- [TASK TO CARRY OUT]:
Each line of the data must be copied exactly.

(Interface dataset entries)
------------

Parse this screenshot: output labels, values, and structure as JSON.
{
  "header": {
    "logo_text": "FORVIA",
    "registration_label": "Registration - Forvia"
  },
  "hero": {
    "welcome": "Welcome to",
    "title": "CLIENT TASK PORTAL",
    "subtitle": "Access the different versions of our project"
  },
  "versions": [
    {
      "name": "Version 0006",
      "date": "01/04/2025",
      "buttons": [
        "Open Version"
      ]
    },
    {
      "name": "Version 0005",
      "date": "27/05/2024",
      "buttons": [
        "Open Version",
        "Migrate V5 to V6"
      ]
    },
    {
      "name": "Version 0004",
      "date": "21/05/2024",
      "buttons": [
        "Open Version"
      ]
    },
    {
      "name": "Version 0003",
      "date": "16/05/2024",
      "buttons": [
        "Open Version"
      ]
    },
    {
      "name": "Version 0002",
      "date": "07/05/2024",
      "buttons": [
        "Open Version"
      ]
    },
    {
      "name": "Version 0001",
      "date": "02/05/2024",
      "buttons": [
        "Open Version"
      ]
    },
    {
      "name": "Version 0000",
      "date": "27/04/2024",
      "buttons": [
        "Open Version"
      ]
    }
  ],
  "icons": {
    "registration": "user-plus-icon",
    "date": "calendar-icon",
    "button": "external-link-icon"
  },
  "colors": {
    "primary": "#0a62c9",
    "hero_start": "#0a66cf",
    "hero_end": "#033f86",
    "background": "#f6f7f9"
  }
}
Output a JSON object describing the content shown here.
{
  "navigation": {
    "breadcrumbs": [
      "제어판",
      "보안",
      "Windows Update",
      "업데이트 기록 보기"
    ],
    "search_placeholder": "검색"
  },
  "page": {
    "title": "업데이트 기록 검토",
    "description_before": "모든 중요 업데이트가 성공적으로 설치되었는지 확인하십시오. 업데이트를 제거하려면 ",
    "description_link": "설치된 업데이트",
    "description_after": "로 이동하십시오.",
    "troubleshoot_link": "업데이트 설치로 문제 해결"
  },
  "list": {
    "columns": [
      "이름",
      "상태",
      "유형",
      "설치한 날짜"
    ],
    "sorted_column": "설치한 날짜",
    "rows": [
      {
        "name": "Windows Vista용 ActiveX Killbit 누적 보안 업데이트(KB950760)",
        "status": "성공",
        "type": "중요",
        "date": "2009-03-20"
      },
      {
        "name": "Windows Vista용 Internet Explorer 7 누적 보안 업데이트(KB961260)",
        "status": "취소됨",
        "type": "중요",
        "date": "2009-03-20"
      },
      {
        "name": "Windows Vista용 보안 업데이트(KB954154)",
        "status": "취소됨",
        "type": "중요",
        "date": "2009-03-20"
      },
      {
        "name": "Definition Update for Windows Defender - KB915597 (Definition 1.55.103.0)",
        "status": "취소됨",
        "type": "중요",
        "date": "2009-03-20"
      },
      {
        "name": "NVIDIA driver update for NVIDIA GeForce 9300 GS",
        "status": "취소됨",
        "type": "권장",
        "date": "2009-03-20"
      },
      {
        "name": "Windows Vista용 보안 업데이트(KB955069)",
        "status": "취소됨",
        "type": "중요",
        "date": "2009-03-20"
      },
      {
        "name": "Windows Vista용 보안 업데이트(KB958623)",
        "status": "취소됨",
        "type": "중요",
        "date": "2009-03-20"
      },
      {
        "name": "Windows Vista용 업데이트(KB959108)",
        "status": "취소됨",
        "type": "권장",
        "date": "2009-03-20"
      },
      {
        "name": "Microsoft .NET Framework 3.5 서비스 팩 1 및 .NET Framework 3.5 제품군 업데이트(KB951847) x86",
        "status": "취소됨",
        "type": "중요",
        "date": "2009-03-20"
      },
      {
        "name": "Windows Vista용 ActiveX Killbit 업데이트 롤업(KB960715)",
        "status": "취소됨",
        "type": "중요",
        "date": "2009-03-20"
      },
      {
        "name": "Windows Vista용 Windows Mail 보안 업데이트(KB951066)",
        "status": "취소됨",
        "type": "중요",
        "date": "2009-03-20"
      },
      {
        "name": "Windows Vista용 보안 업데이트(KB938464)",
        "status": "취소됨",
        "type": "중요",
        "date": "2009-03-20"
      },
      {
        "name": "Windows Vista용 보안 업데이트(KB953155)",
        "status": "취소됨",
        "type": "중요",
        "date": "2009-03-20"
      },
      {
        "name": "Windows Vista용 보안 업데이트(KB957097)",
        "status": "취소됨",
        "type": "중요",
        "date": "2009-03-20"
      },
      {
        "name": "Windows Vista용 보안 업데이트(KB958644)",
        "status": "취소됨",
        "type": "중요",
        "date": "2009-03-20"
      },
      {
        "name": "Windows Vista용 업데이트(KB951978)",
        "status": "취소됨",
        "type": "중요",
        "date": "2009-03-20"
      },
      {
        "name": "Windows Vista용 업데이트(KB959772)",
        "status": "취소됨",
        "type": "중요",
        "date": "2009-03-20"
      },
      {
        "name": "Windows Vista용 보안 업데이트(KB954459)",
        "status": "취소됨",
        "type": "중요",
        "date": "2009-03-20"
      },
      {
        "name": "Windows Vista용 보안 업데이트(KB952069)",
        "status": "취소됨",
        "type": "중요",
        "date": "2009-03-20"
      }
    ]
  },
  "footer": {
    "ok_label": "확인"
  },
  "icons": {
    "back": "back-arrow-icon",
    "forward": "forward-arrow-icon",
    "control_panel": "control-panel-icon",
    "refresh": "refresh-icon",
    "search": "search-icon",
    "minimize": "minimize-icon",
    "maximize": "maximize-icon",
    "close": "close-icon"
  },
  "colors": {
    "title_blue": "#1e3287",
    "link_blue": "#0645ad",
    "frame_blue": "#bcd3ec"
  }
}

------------

- [RESULT FOR THIS TASK]:
Parse this screenshot: output labels, values, and structure as JSON.
{
  "header": {
    "logo_text": "FORVIA",
    "registration_label": "Registration - Forvia"
  },
  "hero": {
    "welcome": "Welcome to",
    "title": "CLIENT TASK PORTAL",
    "subtitle": "Access the different versions of our project"
  },
  "versions": [
    {
      "name": "Version 0006",
      "date": "01/04/2025",
      "buttons": [
        "Open Version"
      ]
    },
    {
      "name": "Version 0005",
      "date": "27/05/2024",
      "buttons": [
        "Open Version",
        "Migrate V5 to V6"
      ]
    },
    {
      "name": "Version 0004",
      "date": "21/05/2024",
      "buttons": [
        "Open Version"
      ]
    },
    {
      "name": "Version 0003",
      "date": "16/05/2024",
      "buttons": [
        "Open Version"
      ]
    },
    {
      "name": "Version 0002",
      "date": "07/05/2024",
      "buttons": [
        "Open Version"
      ]
    },
    {
      "name": "Version 0001",
      "date": "02/05/2024",
      "buttons": [
        "Open Version"
      ]
    },
    {
      "name": "Version 0000",
      "date": "27/04/2024",
      "buttons": [
        "Open Version"
      ]
    }
  ],
  "icons": {
    "registration": "user-plus-icon",
    "date": "calendar-icon",
    "button": "external-link-icon"
  },
  "colors": {
    "primary": "#0a62c9",
    "hero_start": "#0a66cf",
    "hero_end": "#033f86",
    "background": "#f6f7f9"
  }
}
Output a JSON object describing the content shown here.
{
  "navigation": {
    "breadcrumbs": [
      "제어판",
      "보안",
      "Windows Update",
      "업데이트 기록 보기"
    ],
    "search_placeholder": "검색"
  },
  "page": {
    "title": "업데이트 기록 검토",
    "description_before": "모든 중요 업데이트가 성공적으로 설치되었는지 확인하십시오. 업데이트를 제거하려면 ",
    "description_link": "설치된 업데이트",
    "description_after": "로 이동하십시오.",
    "troubleshoot_link": "업데이트 설치로 문제 해결"
  },
  "list": {
    "columns": [
      "이름",
      "상태",
      "유형",
      "설치한 날짜"
    ],
    "sorted_column": "설치한 날짜",
    "rows": [
      {
        "name": "Windows Vista용 ActiveX Killbit 누적 보안 업데이트(KB950760)",
        "status": "성공",
        "type": "중요",
        "date": "2009-03-20"
      },
      {
        "name": "Windows Vista용 Internet Explorer 7 누적 보안 업데이트(KB961260)",
        "status": "취소됨",
        "type": "중요",
        "date": "2009-03-20"
      },
      {
        "name": "Windows Vista용 보안 업데이트(KB954154)",
        "status": "취소됨",
        "type": "중요",
        "date": "2009-03-20"
      },
      {
        "name": "Definition Update for Windows Defender - KB915597 (Definition 1.55.103.0)",
        "status": "취소됨",
        "type": "중요",
        "date": "2009-03-20"
      },
      {
        "name": "NVIDIA driver update for NVIDIA GeForce 9300 GS",
        "status": "취소됨",
        "type": "권장",
        "date": "2009-03-20"
      },
      {
        "name": "Windows Vista용 보안 업데이트(KB955069)",
        "status": "취소됨",
        "type": "중요",
        "date": "2009-03-20"
      },
      {
        "name": "Windows Vista용 보안 업데이트(KB958623)",
        "status": "취소됨",
        "type": "중요",
        "date": "2009-03-20"
      },
      {
        "name": "Windows Vista용 업데이트(KB959108)",
        "status": "취소됨",
        "type": "권장",
        "date": "2009-03-20"
      },
      {
        "name": "Microsoft .NET Framework 3.5 서비스 팩 1 및 .NET Framework 3.5 제품군 업데이트(KB951847) x86",
        "status": "취소됨",
        "type": "중요",
        "date": "2009-03-20"
      },
      {
        "name": "Windows Vista용 ActiveX Killbit 업데이트 롤업(KB960715)",
        "status": "취소됨",
        "type": "중요",
        "date": "2009-03-20"
      },
      {
        "name": "Windows Vista용 Windows Mail 보안 업데이트(KB951066)",
        "status": "취소됨",
        "type": "중요",
        "date": "2009-03-20"
      },
      {
        "name": "Windows Vista용 보안 업데이트(KB938464)",
        "status": "취소됨",
        "type": "중요",
        "date": "2009-03-20"
      },
      {
        "name": "Windows Vista용 보안 업데이트(KB953155)",
        "status": "취소됨",
        "type": "중요",
        "date": "2009-03-20"
      },
      {
        "name": "Windows Vista용 보안 업데이트(KB957097)",
        "status": "취소됨",
        "type": "중요",
        "date": "2009-03-20"
      },
      {
        "name": "Windows Vista용 보안 업데이트(KB958644)",
        "status": "취소됨",
        "type": "중요",
        "date": "2009-03-20"
      },
      {
        "name": "Windows Vista용 업데이트(KB951978)",
        "status": "취소됨",
        "type": "중요",
        "date": "2009-03-20"
      },
      {
        "name": "Windows Vista용 업데이트(KB959772)",
        "status": "취소됨",
        "type": "중요",
        "date": "2009-03-20"
      },
      {
        "name": "Windows Vista용 보안 업데이트(KB954459)",
        "status": "취소됨",
        "type": "중요",
        "date": "2009-03-20"
      },
      {
        "name": "Windows Vista용 보안 업데이트(KB952069)",
        "status": "취소됨",
        "type": "중요",
        "date": "2009-03-20"
      }
    ]
  },
  "footer": {
    "ok_label": "확인"
  },
  "icons": {
    "back": "back-arrow-icon",
    "forward": "forward-arrow-icon",
    "control_panel": "control-panel-icon",
    "refresh": "refresh-icon",
    "search": "search-icon",
    "minimize": "minimize-icon",
    "maximize": "maximize-icon",
    "close": "close-icon"
  },
  "colors": {
    "title_blue": "#1e3287",
    "link_blue": "#0645ad",
    "frame_blue": "#bcd3ec"
  }
}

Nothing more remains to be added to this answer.